I used to think, and mostly still do, that the “self help” you can find on anxiety is complete garbage. I came to this conclusion because it’s often pedaled by people trying to sell you their products or services. They pretend there’s some magic fix and that one day, your anxiety will be gone forever. They keep you in constant pursuit. Feeling better is always right around the corner and just one more purchase away.
They don’t care whether you make legitimate progress overcoming your anxiety. I know this because if they did, they would tell you the truth.
That you have to come to terms with your anxiety. Accept it and face it.
It’s Okay to be Afraid
Your brain does everything, at all costs, to protect you. Sometimes that means making you afraid of things you probably shouldn’t be.
For those of us with intense anxiety, we often recognize this and are very aware of it. You know your anxiety holds you back. It stops you from:
- applying to new jobs
- asking someone on a date
- speaking up during meetings
- staying on top of your bills and finances
- being outgoing and friendly
- starting your dream business
- public speaking
- sticking to your goals, your dreams, etc.
How severely these things affect you depends on how much of an introvert you are, how bad your anxiety is, and what types of things cause you anxiety.
To actually make progress, you have to realize that it’s okay to be afraid. Something that causes you anxiety now, might always cause you anxiety. It’s the severity of the anxiety that you hope to change. You do this by taking action and doing things that are anxiety provoking, but doing them anyway, by facing the fear and bearing through it.
If you’re fearful, that’s normal and just part of who you are. It’s not something to be fought or to expect that it will ever be completely eliminated.
There are paths of least resistance
Sometimes our anxiety has reached a point where it’s not plausible to face the fear. This is generally when there’s an activity that is overwhelmingly fearful for you, and there’s no way you would subject yourself to it.
This is often the case with things like public speaking. For some, public speaking causes their heart to race, adrenaline to pump, voice to shake, legs to tremble, and other noticeable physical symptoms. These types of experiences are obviously embarrassing, but also bad for our anxiety. They perpetuate the problem and stop us from making progress.
To overcome this, there’s a medication called propranolol. You can take this before you do something that causes anxiety, or you can take propranolol on a regular basis, so that its effects are always in-action in the body.
Proranolol is a beta-blocker. It slows your heart rate , lowers your blood pressure, and reduces the effects of adrenaline. Your body releases adrenaline in times of stress and emergency, which those with anxiety experience more often than others. Propranolol and other beta-blockers are a powerful way to combat the physical symptoms of anxiety.
Talk with your doctor about using propranolol as an anti-anxiety option. It’s a great medication for when you need to control your physical symptoms so that you can gain the confidence to do things that cause you anxiety.
Continue to strive for progress

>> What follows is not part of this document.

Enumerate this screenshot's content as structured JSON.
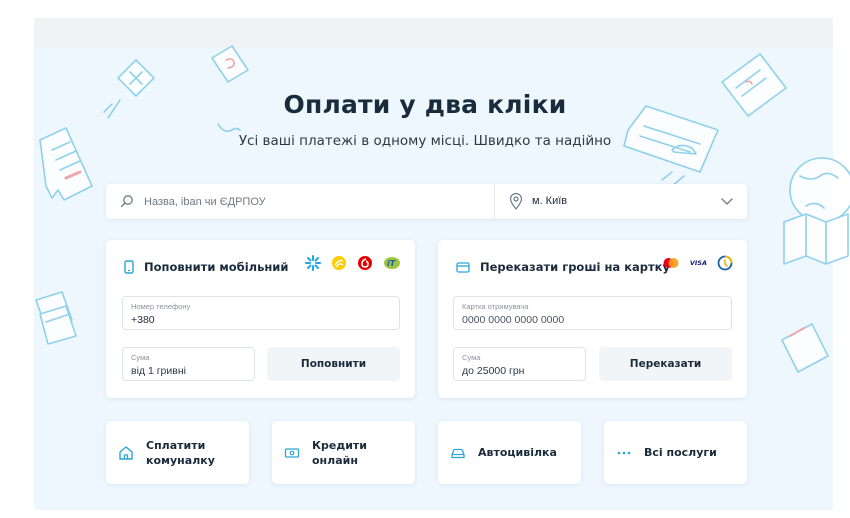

Something that I’ve found is common for those who struggle with anxiety, is overthinking. We tend to be very rapid thinkers and to combat this, you have to keep yourself busy.
Part of continuously striving for progress is to just stay active. Keep yourself actively engaged. Whatever it may be, as long as you’re staying busy and trying new things, you should start to feel better on a day-to-day basis.

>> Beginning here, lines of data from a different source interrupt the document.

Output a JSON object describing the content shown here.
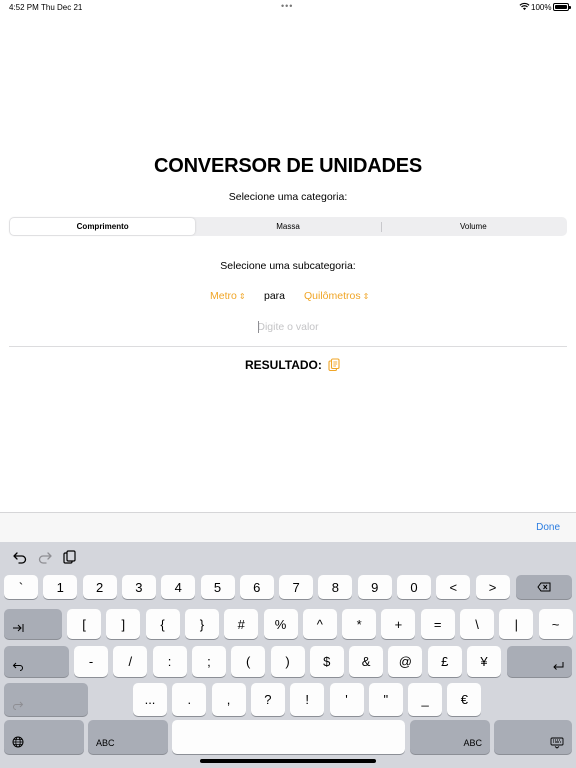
{
  "status_bar": {
    "time": "4:52 PM",
    "date": "Thu Dec 21",
    "multitask": "•••",
    "wifi_icon": "wifi-icon",
    "battery_percent": "100%",
    "battery_level": 1.0
  },
  "main": {
    "title": "CONVERSOR DE UNIDADES",
    "category_label": "Selecione uma categoria:",
    "categories": [
      {
        "label": "Comprimento",
        "selected": true
      },
      {
        "label": "Massa",
        "selected": false
      },
      {
        "label": "Volume",
        "selected": false
      }
    ],
    "subcategory_label": "Selecione uma subcategoria:",
    "from_unit": "Metro",
    "to_word": "para",
    "to_unit": "Quilômetros",
    "input": {
      "value": "",
      "placeholder": "Digite o valor"
    },
    "result_label": "RESULTADO:",
    "copy_icon": "clipboard-copy-icon"
  },
  "colors": {
    "accent": "#f0a526",
    "link": "#2b7de1"
  },
  "keyboard": {
    "done_label": "Done",
    "assistant_icons": [
      "undo-icon",
      "redo-icon",
      "paste-icon"
    ],
    "row1": [
      "`",
      "1",
      "2",
      "3",
      "4",
      "5",
      "6",
      "7",
      "8",
      "9",
      "0",
      "<",
      ">"
    ],
    "row2": [
      "[",
      "]",
      "{",
      "}",
      "#",
      "%",
      "^",
      "*",
      "+",
      "=",
      "\\",
      "|",
      "~"
    ],
    "row3": [
      "-",
      "/",
      ":",
      ";",
      "(",
      ")",
      "$",
      "&",
      "@",
      "£",
      "¥"
    ],
    "row4": [
      "...",
      ".",
      ",",
      "?",
      "!",
      "'",
      "\"",
      "_",
      "€"
    ],
    "abc_left": "ABC",
    "abc_right": "ABC"
  }
}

Anxiety doesn’t get easier right away. It’s often more difficult before it’s any easier. Sometimes you have to trudge through uncharted territory, to teach yourself that there are other ways of thinking besides what you’re used to. It’s these experiences that help you discover yourself and make the most progress.